[The data — start]

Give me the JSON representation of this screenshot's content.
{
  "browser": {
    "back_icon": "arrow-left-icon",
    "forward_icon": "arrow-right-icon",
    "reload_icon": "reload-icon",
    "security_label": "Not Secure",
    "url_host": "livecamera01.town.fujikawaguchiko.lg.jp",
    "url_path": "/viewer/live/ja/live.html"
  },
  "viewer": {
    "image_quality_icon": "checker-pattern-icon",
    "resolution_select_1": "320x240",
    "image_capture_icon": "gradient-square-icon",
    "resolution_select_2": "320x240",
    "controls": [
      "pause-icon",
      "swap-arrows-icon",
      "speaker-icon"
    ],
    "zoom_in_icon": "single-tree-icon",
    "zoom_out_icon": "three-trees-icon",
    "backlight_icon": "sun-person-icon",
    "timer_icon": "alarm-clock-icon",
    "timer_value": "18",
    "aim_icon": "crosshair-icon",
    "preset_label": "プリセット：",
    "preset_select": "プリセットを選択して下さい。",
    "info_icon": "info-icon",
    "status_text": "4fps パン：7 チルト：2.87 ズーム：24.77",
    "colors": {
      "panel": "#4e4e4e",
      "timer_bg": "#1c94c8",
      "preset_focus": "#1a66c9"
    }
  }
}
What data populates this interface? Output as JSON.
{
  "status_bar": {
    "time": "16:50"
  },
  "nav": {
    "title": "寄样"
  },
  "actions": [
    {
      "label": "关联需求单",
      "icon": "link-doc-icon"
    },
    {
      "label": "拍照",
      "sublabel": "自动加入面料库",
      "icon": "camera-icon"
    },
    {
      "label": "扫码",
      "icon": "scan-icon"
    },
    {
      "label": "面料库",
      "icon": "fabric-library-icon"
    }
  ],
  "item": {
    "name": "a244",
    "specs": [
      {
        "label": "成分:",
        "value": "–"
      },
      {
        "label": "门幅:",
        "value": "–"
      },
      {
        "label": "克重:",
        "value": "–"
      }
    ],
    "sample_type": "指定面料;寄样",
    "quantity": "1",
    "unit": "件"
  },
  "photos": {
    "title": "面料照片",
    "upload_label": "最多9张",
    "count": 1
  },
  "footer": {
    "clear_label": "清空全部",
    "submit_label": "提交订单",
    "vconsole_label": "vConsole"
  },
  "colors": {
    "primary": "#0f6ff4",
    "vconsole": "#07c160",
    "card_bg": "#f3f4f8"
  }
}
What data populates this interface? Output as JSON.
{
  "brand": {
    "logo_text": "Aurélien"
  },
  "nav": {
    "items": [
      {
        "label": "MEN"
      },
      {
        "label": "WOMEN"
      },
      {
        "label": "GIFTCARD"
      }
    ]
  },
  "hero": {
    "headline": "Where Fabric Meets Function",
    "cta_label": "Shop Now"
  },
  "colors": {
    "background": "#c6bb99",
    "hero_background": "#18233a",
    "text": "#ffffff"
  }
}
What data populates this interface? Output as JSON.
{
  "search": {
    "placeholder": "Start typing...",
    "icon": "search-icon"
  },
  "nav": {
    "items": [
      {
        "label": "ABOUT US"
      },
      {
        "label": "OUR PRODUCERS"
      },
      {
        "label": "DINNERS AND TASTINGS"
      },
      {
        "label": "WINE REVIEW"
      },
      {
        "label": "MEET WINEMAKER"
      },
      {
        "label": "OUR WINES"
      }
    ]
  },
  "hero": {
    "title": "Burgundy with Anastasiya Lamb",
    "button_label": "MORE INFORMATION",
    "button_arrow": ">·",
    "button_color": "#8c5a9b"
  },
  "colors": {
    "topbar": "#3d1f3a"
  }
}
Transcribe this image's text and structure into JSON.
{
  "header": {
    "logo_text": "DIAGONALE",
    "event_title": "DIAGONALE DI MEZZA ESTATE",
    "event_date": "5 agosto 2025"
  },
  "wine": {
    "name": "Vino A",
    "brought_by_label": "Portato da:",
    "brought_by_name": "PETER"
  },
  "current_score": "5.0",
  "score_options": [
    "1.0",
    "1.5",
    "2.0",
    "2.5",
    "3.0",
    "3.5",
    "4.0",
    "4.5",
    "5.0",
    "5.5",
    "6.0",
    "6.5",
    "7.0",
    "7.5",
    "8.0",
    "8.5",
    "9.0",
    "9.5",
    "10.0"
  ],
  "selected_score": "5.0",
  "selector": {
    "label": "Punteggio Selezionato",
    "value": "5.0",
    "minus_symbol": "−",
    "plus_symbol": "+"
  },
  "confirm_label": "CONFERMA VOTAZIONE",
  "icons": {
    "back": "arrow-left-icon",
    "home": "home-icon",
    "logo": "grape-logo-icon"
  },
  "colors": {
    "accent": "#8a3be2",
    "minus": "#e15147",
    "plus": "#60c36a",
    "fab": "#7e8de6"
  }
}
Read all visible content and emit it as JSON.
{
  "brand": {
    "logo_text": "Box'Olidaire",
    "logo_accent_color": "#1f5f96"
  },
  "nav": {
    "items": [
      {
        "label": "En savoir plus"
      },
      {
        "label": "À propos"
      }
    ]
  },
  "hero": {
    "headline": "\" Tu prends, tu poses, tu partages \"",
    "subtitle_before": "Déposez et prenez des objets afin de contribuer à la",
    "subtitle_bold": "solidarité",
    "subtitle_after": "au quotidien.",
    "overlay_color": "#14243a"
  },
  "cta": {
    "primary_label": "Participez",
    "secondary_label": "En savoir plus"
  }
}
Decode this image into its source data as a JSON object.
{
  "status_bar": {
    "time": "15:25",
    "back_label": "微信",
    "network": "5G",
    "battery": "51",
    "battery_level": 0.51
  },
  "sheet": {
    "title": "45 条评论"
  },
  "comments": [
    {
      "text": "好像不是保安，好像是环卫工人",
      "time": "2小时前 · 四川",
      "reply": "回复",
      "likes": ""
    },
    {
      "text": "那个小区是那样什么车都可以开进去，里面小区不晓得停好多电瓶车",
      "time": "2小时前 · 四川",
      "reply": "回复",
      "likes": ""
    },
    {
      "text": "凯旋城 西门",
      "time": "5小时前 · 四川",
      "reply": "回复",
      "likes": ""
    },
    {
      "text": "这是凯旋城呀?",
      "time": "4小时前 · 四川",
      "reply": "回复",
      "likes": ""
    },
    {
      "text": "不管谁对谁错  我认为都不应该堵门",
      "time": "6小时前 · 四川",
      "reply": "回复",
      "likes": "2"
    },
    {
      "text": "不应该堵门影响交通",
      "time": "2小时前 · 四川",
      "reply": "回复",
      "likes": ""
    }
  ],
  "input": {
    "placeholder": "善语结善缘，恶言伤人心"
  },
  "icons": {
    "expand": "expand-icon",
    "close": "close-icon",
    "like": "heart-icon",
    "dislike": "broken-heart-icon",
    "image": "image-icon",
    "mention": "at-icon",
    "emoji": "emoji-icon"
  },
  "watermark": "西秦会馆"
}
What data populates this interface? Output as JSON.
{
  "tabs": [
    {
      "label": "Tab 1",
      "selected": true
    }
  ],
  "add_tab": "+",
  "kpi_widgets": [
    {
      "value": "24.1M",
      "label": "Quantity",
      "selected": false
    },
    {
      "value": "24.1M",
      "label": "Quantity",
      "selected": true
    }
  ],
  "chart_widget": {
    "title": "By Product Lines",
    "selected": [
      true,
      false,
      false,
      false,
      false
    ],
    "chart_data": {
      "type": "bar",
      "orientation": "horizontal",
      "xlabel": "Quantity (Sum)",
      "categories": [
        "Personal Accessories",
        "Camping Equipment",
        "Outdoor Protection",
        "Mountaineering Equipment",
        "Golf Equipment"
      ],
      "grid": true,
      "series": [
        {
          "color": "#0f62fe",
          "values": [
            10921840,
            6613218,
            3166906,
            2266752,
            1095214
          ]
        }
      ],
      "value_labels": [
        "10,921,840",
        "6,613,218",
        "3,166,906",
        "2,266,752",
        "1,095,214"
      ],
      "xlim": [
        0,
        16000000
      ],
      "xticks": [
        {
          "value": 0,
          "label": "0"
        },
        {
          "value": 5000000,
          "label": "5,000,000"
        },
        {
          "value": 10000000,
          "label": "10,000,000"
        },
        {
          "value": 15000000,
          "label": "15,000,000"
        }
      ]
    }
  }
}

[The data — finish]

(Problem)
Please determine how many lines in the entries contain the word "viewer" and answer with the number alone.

(Exercise result)
2